Collection entries >>

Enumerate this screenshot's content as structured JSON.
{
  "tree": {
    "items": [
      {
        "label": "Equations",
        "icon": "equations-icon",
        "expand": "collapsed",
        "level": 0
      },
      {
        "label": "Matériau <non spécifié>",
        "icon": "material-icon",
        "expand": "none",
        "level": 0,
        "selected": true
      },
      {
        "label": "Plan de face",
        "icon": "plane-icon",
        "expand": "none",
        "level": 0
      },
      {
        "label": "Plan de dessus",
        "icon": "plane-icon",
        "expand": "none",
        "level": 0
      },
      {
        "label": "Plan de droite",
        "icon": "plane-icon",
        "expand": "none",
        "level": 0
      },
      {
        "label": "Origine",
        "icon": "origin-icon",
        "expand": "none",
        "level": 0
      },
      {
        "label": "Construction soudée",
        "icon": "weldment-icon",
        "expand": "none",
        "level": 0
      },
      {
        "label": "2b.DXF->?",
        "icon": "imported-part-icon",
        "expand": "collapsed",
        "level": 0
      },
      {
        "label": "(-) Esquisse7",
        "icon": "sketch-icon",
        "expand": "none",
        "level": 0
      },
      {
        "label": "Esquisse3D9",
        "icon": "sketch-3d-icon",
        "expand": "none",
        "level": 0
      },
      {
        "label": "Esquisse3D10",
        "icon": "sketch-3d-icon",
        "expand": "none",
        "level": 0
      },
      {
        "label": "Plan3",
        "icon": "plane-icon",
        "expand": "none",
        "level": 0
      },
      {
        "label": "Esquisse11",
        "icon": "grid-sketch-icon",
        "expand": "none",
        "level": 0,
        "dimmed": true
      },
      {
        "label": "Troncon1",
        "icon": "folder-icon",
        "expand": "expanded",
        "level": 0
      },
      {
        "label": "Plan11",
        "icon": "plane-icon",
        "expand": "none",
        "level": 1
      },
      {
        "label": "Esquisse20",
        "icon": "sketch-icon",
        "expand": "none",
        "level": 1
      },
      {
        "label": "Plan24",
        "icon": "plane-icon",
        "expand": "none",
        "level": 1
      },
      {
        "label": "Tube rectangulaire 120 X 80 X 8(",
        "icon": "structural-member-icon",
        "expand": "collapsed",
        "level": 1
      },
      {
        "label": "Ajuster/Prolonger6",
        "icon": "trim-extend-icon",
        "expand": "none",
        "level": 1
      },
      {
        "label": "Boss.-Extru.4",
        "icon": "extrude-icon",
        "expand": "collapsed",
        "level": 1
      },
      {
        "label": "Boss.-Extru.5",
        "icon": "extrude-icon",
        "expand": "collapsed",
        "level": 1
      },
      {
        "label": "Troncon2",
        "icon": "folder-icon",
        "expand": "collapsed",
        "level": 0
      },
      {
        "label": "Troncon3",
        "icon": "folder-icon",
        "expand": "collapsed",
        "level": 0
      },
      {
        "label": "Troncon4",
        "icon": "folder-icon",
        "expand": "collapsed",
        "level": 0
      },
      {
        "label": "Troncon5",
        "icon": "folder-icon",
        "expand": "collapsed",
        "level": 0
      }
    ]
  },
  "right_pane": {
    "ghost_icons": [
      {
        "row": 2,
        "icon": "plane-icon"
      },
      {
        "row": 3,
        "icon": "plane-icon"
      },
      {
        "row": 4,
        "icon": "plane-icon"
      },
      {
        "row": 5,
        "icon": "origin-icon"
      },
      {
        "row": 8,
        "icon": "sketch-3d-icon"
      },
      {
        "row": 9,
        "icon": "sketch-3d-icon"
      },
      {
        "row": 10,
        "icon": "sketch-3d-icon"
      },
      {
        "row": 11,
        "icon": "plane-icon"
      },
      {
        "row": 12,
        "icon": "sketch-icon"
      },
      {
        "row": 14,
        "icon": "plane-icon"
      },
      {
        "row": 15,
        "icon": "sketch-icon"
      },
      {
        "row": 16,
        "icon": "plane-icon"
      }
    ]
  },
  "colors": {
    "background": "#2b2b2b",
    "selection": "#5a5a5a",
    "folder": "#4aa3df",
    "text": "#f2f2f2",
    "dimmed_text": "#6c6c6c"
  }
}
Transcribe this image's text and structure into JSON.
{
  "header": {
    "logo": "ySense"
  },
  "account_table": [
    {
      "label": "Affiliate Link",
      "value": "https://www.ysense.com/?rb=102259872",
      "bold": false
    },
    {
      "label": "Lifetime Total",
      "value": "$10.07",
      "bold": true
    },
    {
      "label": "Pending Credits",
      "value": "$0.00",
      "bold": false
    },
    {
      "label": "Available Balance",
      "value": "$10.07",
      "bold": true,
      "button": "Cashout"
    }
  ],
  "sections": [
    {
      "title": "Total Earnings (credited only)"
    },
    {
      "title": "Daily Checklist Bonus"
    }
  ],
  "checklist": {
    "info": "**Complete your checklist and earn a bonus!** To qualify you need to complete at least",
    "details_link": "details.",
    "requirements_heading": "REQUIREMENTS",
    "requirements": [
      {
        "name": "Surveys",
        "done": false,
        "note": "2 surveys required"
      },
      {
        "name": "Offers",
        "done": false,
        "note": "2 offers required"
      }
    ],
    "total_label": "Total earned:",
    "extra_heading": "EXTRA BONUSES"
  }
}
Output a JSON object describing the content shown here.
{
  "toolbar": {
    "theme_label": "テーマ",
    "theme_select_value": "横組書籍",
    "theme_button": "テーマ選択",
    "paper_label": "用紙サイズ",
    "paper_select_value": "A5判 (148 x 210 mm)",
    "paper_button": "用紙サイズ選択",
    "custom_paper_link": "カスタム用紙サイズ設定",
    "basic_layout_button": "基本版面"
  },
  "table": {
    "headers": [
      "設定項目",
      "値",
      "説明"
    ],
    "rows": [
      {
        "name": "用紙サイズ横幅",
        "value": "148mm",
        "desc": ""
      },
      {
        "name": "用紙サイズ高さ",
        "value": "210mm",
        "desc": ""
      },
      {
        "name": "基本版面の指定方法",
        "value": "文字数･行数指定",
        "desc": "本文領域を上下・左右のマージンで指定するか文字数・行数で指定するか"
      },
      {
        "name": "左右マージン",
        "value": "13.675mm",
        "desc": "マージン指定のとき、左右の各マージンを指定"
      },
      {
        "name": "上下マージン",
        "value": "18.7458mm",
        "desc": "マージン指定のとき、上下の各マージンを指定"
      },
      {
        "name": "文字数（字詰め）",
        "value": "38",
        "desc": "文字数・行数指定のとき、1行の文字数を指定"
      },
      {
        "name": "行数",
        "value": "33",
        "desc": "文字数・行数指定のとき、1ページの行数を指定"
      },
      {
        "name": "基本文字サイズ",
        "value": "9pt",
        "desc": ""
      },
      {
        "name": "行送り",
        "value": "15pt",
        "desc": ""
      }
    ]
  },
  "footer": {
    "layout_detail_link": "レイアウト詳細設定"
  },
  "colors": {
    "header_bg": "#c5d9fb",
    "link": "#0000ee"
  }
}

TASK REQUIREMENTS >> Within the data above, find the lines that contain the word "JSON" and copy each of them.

EXPECTED ANSWER >>
Enumerate this screenshot's content as structured JSON.
Transcribe this image's text and structure into JSON.
Output a JSON object describing the content shown here.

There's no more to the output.